WHAT YOU ARE ASKED TO DO => Give the data again in full, without pictures.
DATA FOR REVIEW START
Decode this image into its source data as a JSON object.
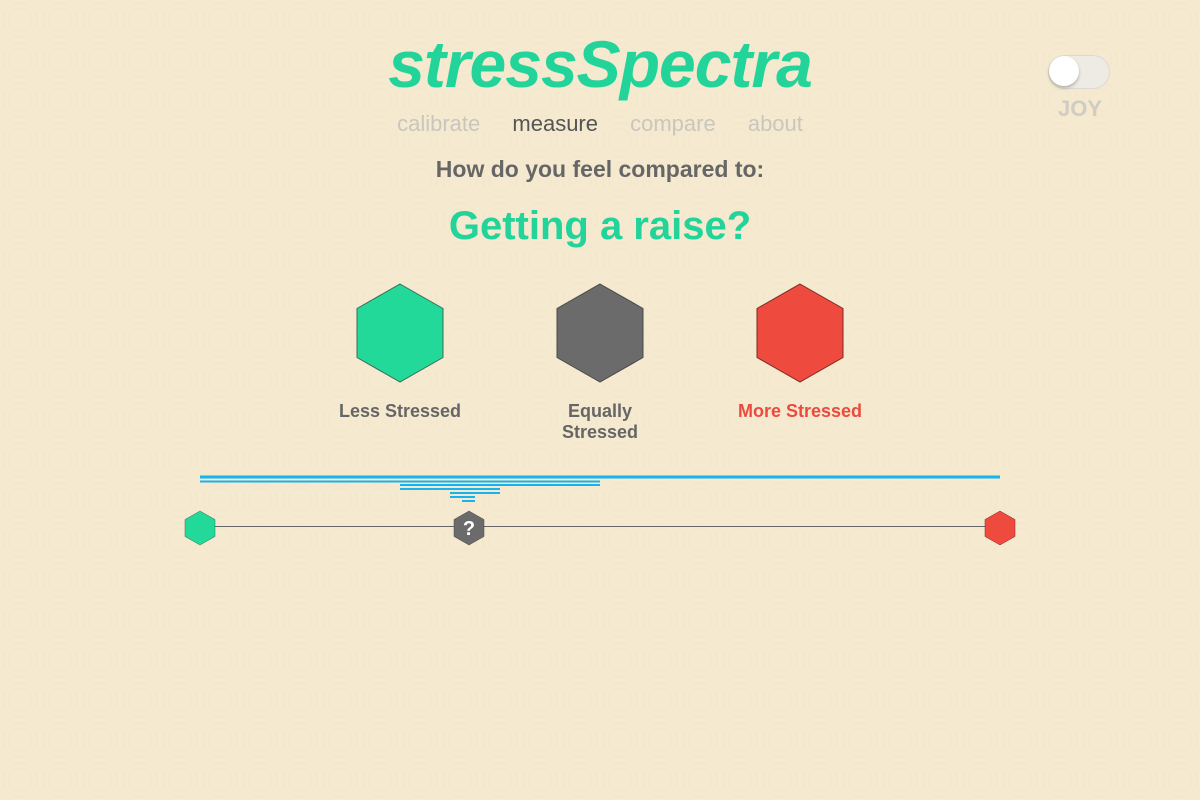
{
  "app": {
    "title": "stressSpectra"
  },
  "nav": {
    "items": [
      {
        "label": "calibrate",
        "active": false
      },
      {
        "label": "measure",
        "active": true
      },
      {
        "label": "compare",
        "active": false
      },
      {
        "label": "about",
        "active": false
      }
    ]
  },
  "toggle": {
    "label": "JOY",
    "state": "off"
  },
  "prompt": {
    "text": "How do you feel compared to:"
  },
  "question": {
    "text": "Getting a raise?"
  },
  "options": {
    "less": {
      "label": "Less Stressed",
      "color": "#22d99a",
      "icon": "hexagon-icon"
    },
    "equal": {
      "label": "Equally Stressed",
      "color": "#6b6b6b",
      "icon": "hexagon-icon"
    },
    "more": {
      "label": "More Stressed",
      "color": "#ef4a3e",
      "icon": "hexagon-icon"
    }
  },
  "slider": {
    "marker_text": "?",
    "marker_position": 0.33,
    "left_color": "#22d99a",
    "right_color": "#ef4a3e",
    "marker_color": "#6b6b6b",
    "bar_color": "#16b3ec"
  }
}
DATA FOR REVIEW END
RESULT =>
Decode this image into its source data as a JSON object.
{
  "app": {
    "title": "stressSpectra"
  },
  "nav": {
    "items": [
      {
        "label": "calibrate",
        "active": false
      },
      {
        "label": "measure",
        "active": true
      },
      {
        "label": "compare",
        "active": false
      },
      {
        "label": "about",
        "active": false
      }
    ]
  },
  "toggle": {
    "label": "JOY",
    "state": "off"
  },
  "prompt": {
    "text": "How do you feel compared to:"
  },
  "question": {
    "text": "Getting a raise?"
  },
  "options": {
    "less": {
      "label": "Less Stressed",
      "color": "#22d99a",
      "icon": "hexagon-icon"
    },
    "equal": {
      "label": "Equally Stressed",
      "color": "#6b6b6b",
      "icon": "hexagon-icon"
    },
    "more": {
      "label": "More Stressed",
      "color": "#ef4a3e",
      "icon": "hexagon-icon"
    }
  },
  "slider": {
    "marker_text": "?",
    "marker_position": 0.33,
    "left_color": "#22d99a",
    "right_color": "#ef4a3e",
    "marker_color": "#6b6b6b",
    "bar_color": "#16b3ec"
  }
}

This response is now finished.